American shad are incredibly hard to clean. They have more bones than any other fish. Native Americans told a story about the Great Spirit granting fish status to a porcupine under the condition that its quills be turned into bones. I have to admit I haven’t counted, but did find a source that said that a shad has 769 bones. I got on the Internet and watched an expert working to fillet one of those fish and make it boneless. He had three tricky rows of pin bones on either side of his fish. I got dizzy just watching him work. I love shad, but wouldn’t think of trying to get all those bones out.
Fortunately, on many fish a simple fillet cut will put you in a position to clear out a row of bones protecting the stomach, liberate the backbone and maybe pull out a few pin bones and you are in business. In fish like a shad or a salmon, cook them awhile and the bones melt away!
But like many jobs, the important thing is to get the right tools. A good sharp knife is the first step, and then you need a good cutting board. My wife got me a huge cutting board, as big as the countertop, with a depressed area along the edge to catch the blood.
You can learn how to fillet a fish from a buddy with skills, by watching a pro at a marina or fish market, or, as I like to do, by Googling up someone on YouTube and watching them do it as they explain the process. What blows me away is how many different techniques people have developed.
One afternoon I went on the Internet, Googled up, “How to fillet salmon,” and watched about a dozen demonstrations. It was amazing how many ways there are to fillet my favorite fish. There are seemingly an unlimited number of ideas that bladesmen have come up with to turn a salmon into nice slabs. Fishermen use all kinds of knives, from a traditional long skinny pointed fillet knife, to a thick knife with a very curved blade, to a flat shaped knife that looked more suitable to putting putty in a window frame. The one thing they all had in common was that the end product, the fillets, looked wonderful! Naturally, I got inspired, bought several new knives and have tried most of the techniques—some worked great, some I just couldn’t figure out, or didn’t have the coordination to pull off, but it was fun trying!
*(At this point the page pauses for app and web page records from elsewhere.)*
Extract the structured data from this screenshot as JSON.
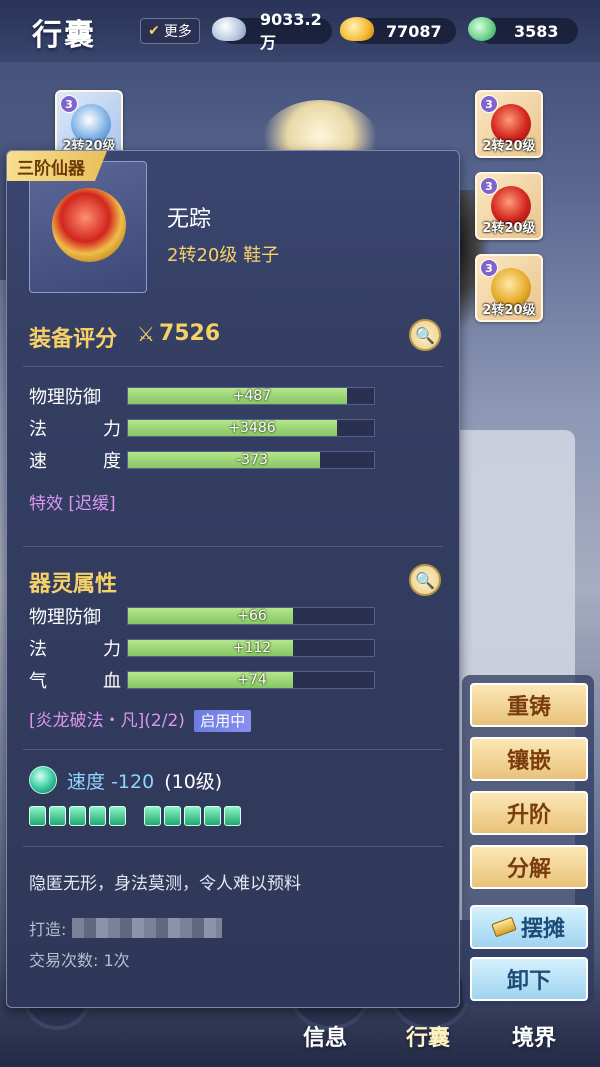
{
  "header": {
    "title": "行囊",
    "more_label": "更多",
    "currencies": [
      {
        "name": "silver",
        "value": "9033.2万"
      },
      {
        "name": "gold",
        "value": "77087"
      },
      {
        "name": "jade",
        "value": "3583"
      }
    ]
  },
  "equipment_slots": [
    {
      "stars": "3",
      "level": "2转20级",
      "icon": "robe-icon"
    },
    {
      "stars": "3",
      "level": "2转20级",
      "icon": "necklace-icon"
    },
    {
      "stars": "3",
      "level": "2转20级",
      "icon": "armor-icon"
    },
    {
      "stars": "3",
      "level": "2转20级",
      "icon": "boots-icon"
    }
  ],
  "tooltip": {
    "grade_tag": "三阶仙器",
    "item_name": "无踪",
    "item_level": "2转20级 鞋子",
    "score_label": "装备评分",
    "score_value": "7526",
    "base_stats": [
      {
        "name_a": "物理防御",
        "name_b": "",
        "value": "+487",
        "fill": 0.89
      },
      {
        "name_a": "法",
        "name_b": "力",
        "value": "+3486",
        "fill": 0.85
      },
      {
        "name_a": "速",
        "name_b": "度",
        "value": "-373",
        "fill": 0.78
      }
    ],
    "special_effect": "特效 [迟缓]",
    "spirit_label": "器灵属性",
    "spirit_stats": [
      {
        "name_a": "物理防御",
        "name_b": "",
        "value": "+66",
        "fill": 0.67
      },
      {
        "name_a": "法",
        "name_b": "力",
        "value": "+112",
        "fill": 0.67
      },
      {
        "name_a": "气",
        "name_b": "血",
        "value": "+74",
        "fill": 0.67
      }
    ],
    "set_effect": "[炎龙破法・凡](2/2)",
    "set_status": "启用中",
    "gem_label": "速度",
    "gem_value": "-120",
    "gem_level": "(10级)",
    "gem_pips": 10,
    "description": "隐匿无形，身法莫测，令人难以预料",
    "maker_label": "打造:",
    "trade_count": "交易次数: 1次"
  },
  "actions": {
    "recast": "重铸",
    "inlay": "镶嵌",
    "upgrade": "升阶",
    "decompose": "分解",
    "stall": "摆摊",
    "unequip": "卸下"
  },
  "bottom_nav": {
    "info": "信息",
    "bag": "行囊",
    "realm": "境界"
  },
  "colors": {
    "accent_gold": "#f6d168",
    "stat_bar": "#86c763",
    "effect_purple": "#d996f2"
  }
}
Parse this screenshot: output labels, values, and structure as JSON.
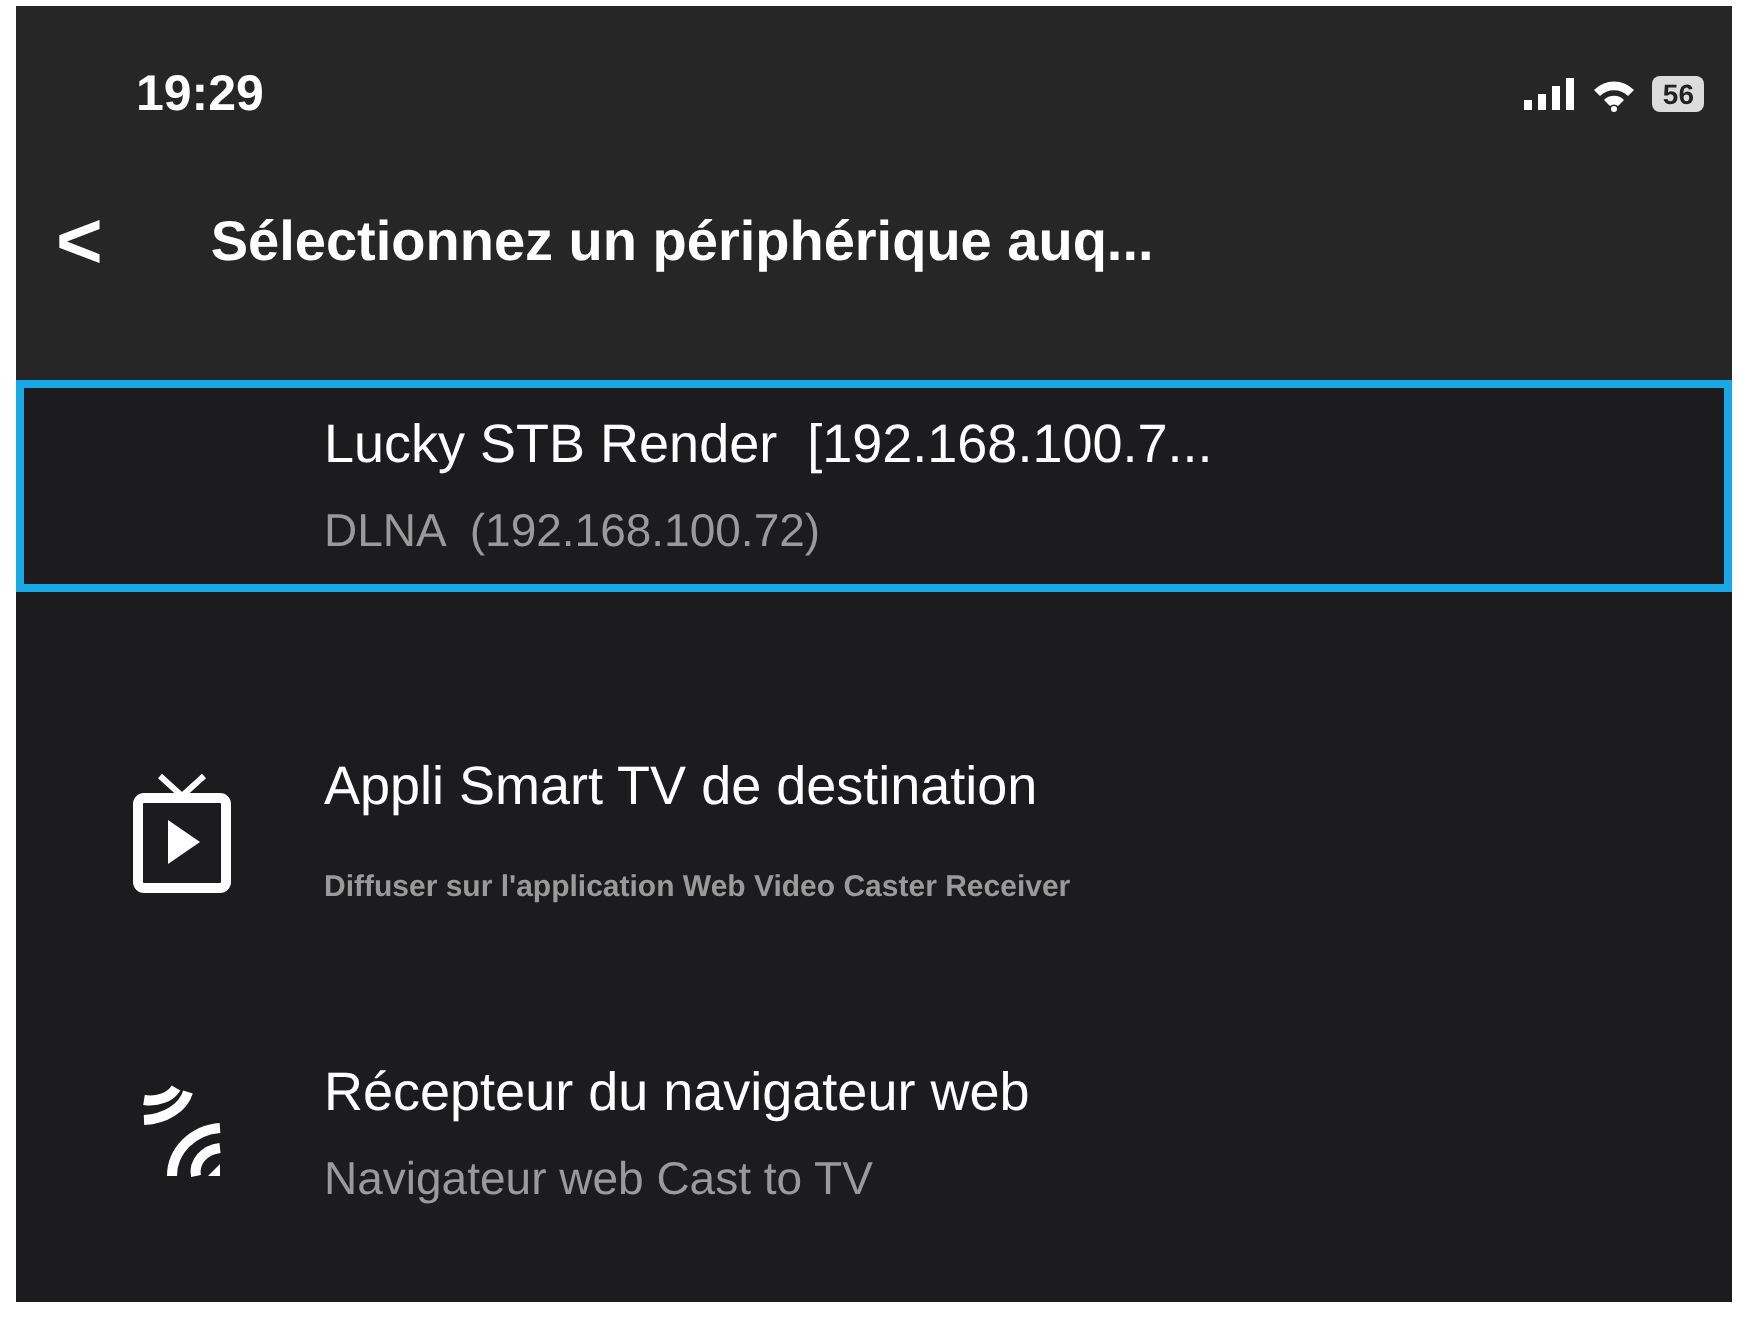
{
  "status_bar": {
    "time": "19:29",
    "battery": "56"
  },
  "nav": {
    "back": "<",
    "title": "Sélectionnez un périphérique auq..."
  },
  "devices": [
    {
      "kind": "none",
      "title": "Lucky STB Render  [192.168.100.7...",
      "subtitle": "DLNA  (192.168.100.72)",
      "selected": true
    },
    {
      "kind": "tv",
      "title": "Appli Smart TV de destination",
      "subtitle": "Diffuser sur l'application Web Video Caster Receiver",
      "selected": false
    },
    {
      "kind": "cast",
      "title": "Récepteur du navigateur web",
      "subtitle": "Navigateur web Cast to TV",
      "selected": false
    }
  ]
}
One thing I can assure you is that practice is the key element. Every year it takes me a few fish to get my technique down pat. During the early part of the season, I volunteer to clean fish for my buddies. There is always a warning that they will get what they pay for, and maybe I’ll cut a few fillets that don’t look quite like those from the market. But I do work cheap, and I have a bunch of lazy fishing buddies. By the middle of the season, I’m good enough that they’ll sweeten the pot with a little beer or wine for my efforts. (Offered after my cutting is over, naturally!).
During a great year like this, I catch enough fish to share with a lot of family and neighbors, and being able to pass out a very nutritious and wonderful tasting main dish gets a lot of points for help with stalled cars, broken fence posts and leaky roofs! If I really get ambitious and smoke some of my catch before I pass it around, people will cut me slack when I forget to return a call or miss a meeting.
So buy yourself a good knife or two, learn how to make the most out of every fish. When the fishing is good enough to give you a surplus to share, learn how to do a good job of preparing it yourself. It is a lot of fun, provides a lot of satisfaction, and will earn you an invitation to some very good fishing trips!